Don’t worry, my relentless efforts to completely overpower you politically is nothing more than a love-like expression… 😘
The actual exercise of physical violence substitutes for the psychological relations between two minds, which is of the essence of political power, the physical relation between two bodies.” He wrote that “all foreign policy is the struggle for the minds of men.” Genuine political power couldn’t be forced on people. It was complex, organic, unquantifiable. Elsewhere, Morgenthau compared it to love.
Speaking from my privileged First World perspective, our, meaning the United States’, response to the Syrian war has always been a very conflicting and troubling issue for me.
Poor me, right, when there’s somewhere around 500,000 Syrians dead and over 10,000,000 displaced.
Poor me, indeed.
But since all pain is relative, all I can do is acknowledge/empathize with/pray for the atrocities external from me while focusing on finding some way to mitigate or at least reconcile with the conflicts and turmoil internal to me.
Oppressive governments like China, Iran, and Syria, among many others, are spending billions to censor the internet from their populations; and other governments like Pakistan, that one might not consider to be in the same oppressive category as China and the others mentioned, are also focused on internet censorship as well, mostly for religious purposes.
But as these governments find new ways to oppress, internet freedom advocates, find new ways to circumvent the oppression. Unfortunately, those seeking access to the internet usually are not as well funded as those seeking to oppress.
Just as it funded free speech initiatives like the Voice of America during its Cold War with the Soviet Union, the United States spends large sums of money each year to fund internet freedom advocacy groups who provide the proxy tools and other technology to help those in need circumvent the government firewalls.
However, like just about every other important issue the United States is facing, its massive debt is putting the internet freedom initiative in peril. At a time when the demand for the initiative is at its greatest — the demand is so huge for the proxy tools that, without additional funding to increase speed and access, its current capability is overwhelmed — cuts to the program are inevitable.

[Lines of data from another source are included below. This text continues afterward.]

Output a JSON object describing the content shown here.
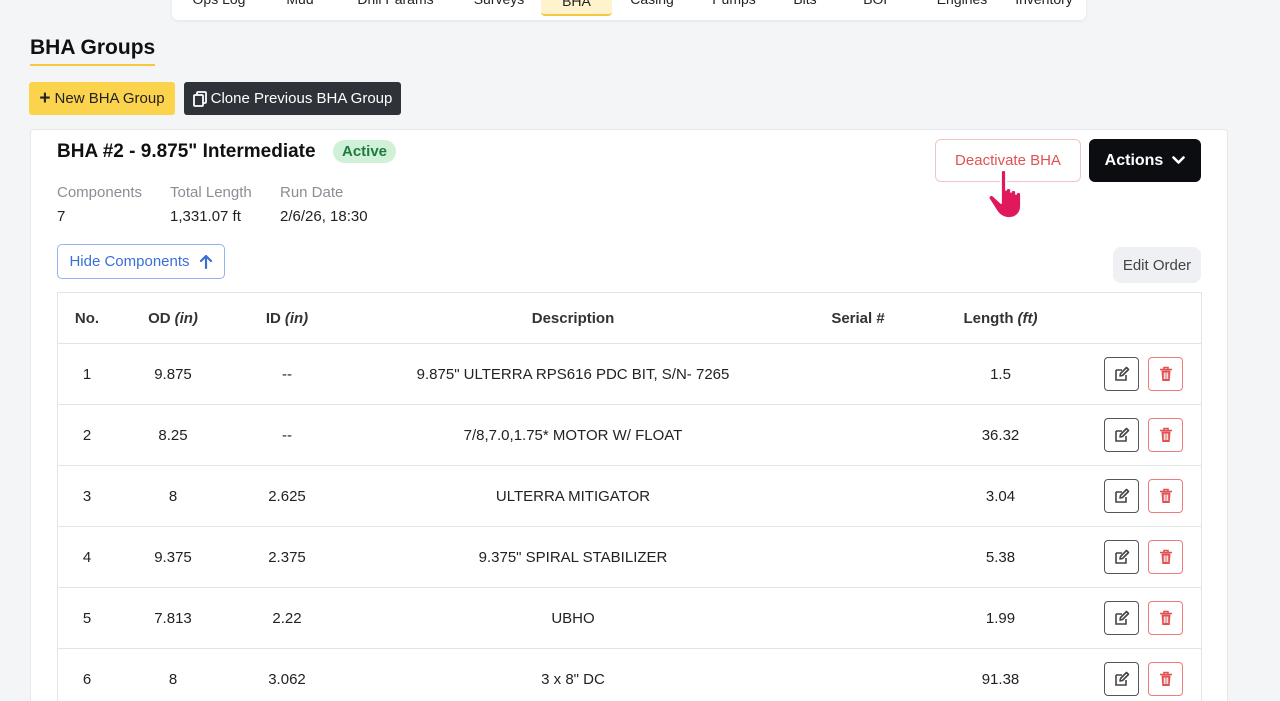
{
  "tabs": [
    {
      "label": "Ops Log",
      "active": false
    },
    {
      "label": "Mud",
      "active": false
    },
    {
      "label": "Drill Params",
      "active": false
    },
    {
      "label": "Surveys",
      "active": false
    },
    {
      "label": "BHA",
      "active": true
    },
    {
      "label": "Casing",
      "active": false
    },
    {
      "label": "Pumps",
      "active": false
    },
    {
      "label": "Bits",
      "active": false
    },
    {
      "label": "BOP",
      "active": false
    },
    {
      "label": "Engines",
      "active": false
    },
    {
      "label": "Inventory",
      "active": false
    }
  ],
  "page": {
    "title": "BHA Groups",
    "new_button": "New BHA Group",
    "clone_button": "Clone Previous BHA Group"
  },
  "bha": {
    "title": "BHA #2 - 9.875\" Intermediate",
    "status": "Active",
    "stats": {
      "components_label": "Components",
      "components_value": "7",
      "length_label": "Total Length",
      "length_value": "1,331.07 ft",
      "run_label": "Run Date",
      "run_value": "2/6/26, 18:30"
    },
    "deactivate_button": "Deactivate BHA",
    "actions_button": "Actions",
    "hide_button": "Hide Components",
    "edit_order_button": "Edit Order"
  },
  "table": {
    "headers": {
      "no": "No.",
      "od": "OD",
      "od_unit": "(in)",
      "id": "ID",
      "id_unit": "(in)",
      "desc": "Description",
      "serial": "Serial #",
      "len": "Length",
      "len_unit": "(ft)"
    },
    "rows": [
      {
        "no": "1",
        "od": "9.875",
        "id": "--",
        "desc": "9.875\" ULTERRA RPS616 PDC BIT, S/N- 7265",
        "serial": "",
        "len": "1.5"
      },
      {
        "no": "2",
        "od": "8.25",
        "id": "--",
        "desc": "7/8,7.0,1.75* MOTOR W/ FLOAT",
        "serial": "",
        "len": "36.32"
      },
      {
        "no": "3",
        "od": "8",
        "id": "2.625",
        "desc": "ULTERRA MITIGATOR",
        "serial": "",
        "len": "3.04"
      },
      {
        "no": "4",
        "od": "9.375",
        "id": "2.375",
        "desc": "9.375\" SPIRAL STABILIZER",
        "serial": "",
        "len": "5.38"
      },
      {
        "no": "5",
        "od": "7.813",
        "id": "2.22",
        "desc": "UBHO",
        "serial": "",
        "len": "1.99"
      },
      {
        "no": "6",
        "od": "8",
        "id": "3.062",
        "desc": "3 x 8\" DC",
        "serial": "",
        "len": "91.38"
      }
    ]
  },
  "colors": {
    "accent": "#fcd34d",
    "danger": "#e05252",
    "link": "#3b6fd8",
    "success_bg": "#d1f0d8"
  },
  "icons": [
    "plus-icon",
    "copy-icon",
    "arrow-up-icon",
    "chevron-down-icon",
    "pointer-hand-icon",
    "edit-icon",
    "trash-icon"
  ]
}
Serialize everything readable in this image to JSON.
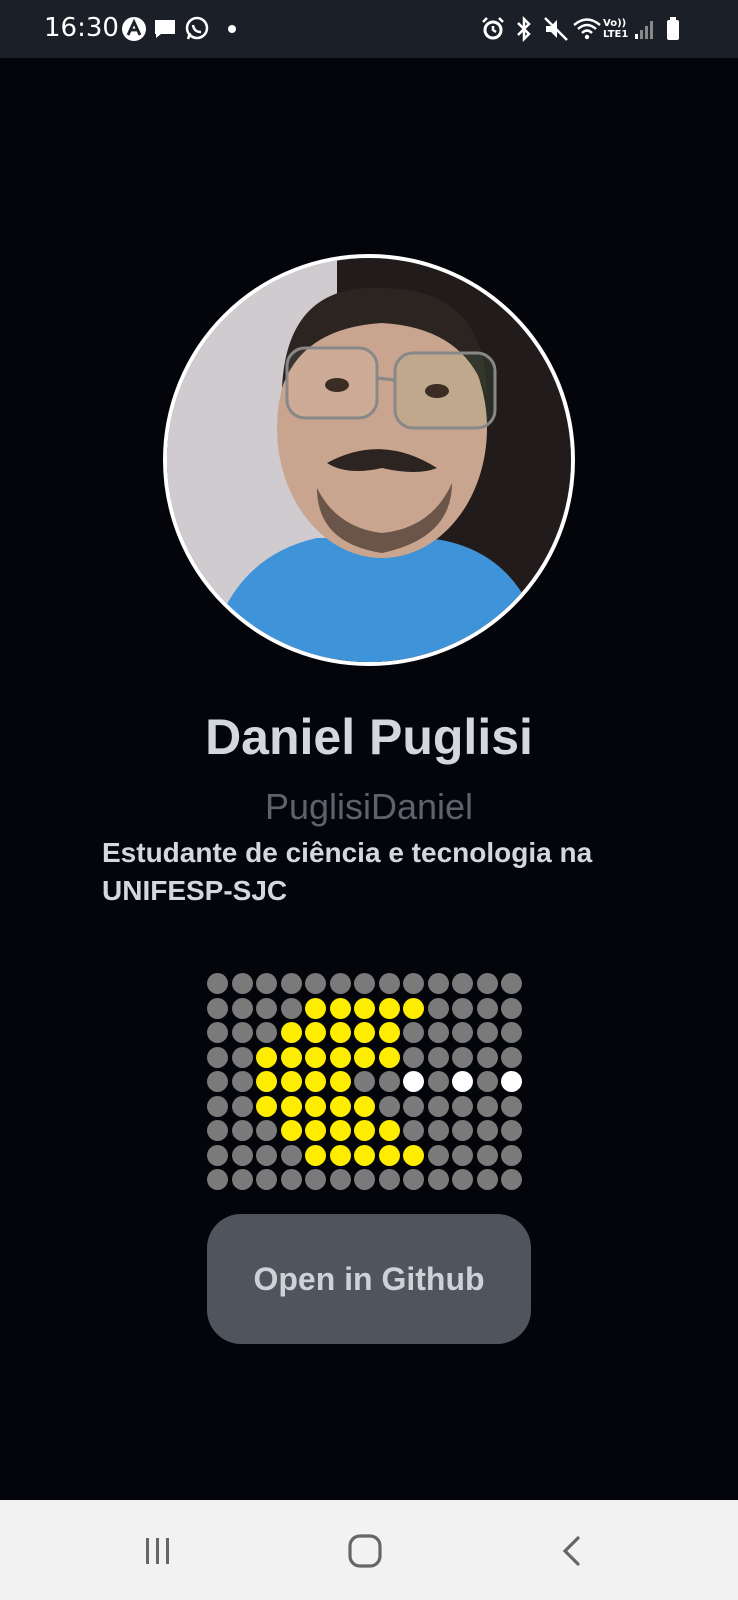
{
  "status_bar": {
    "time": "16:30",
    "left_icons": [
      "android-icon",
      "message-icon",
      "whatsapp-icon",
      "dot-icon"
    ],
    "right_icons": [
      "alarm-icon",
      "bluetooth-icon",
      "mute-icon",
      "wifi-icon",
      "volte-icon",
      "signal-icon",
      "battery-icon"
    ],
    "volte_top": "Vo))",
    "volte_bottom": "LTE1"
  },
  "profile": {
    "name": "Daniel Puglisi",
    "username": "PuglisiDaniel",
    "bio": "Estudante de ciência e tecnologia na UNIFESP-SJC"
  },
  "contribution_grid": {
    "rows": 9,
    "cols": 13,
    "cells": [
      "-------------",
      "----YYYYY----",
      "---YYYYY-----",
      "--YYYYYY-----",
      "--YYYY--W-W-W",
      "--YYYYY------",
      "---YYYYY-----",
      "----YYYYY----",
      "-------------"
    ],
    "colors": {
      "empty": "#7a7a7a",
      "yellow": "#ffed00",
      "white": "#ffffff"
    }
  },
  "github_button": {
    "label": "Open in Github"
  },
  "nav_bar": {
    "recent": "recent-apps-icon",
    "home": "home-icon",
    "back": "back-icon"
  }
}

In the coming months and years, how will these cuts affect the censored and oppressed, and especially those fighting for their lives in places like Syria where their information campaign, a campaign that relies primarily on twitter and youtube postings, is crucial to making and keeping the world aware of their very real struggle for freedom?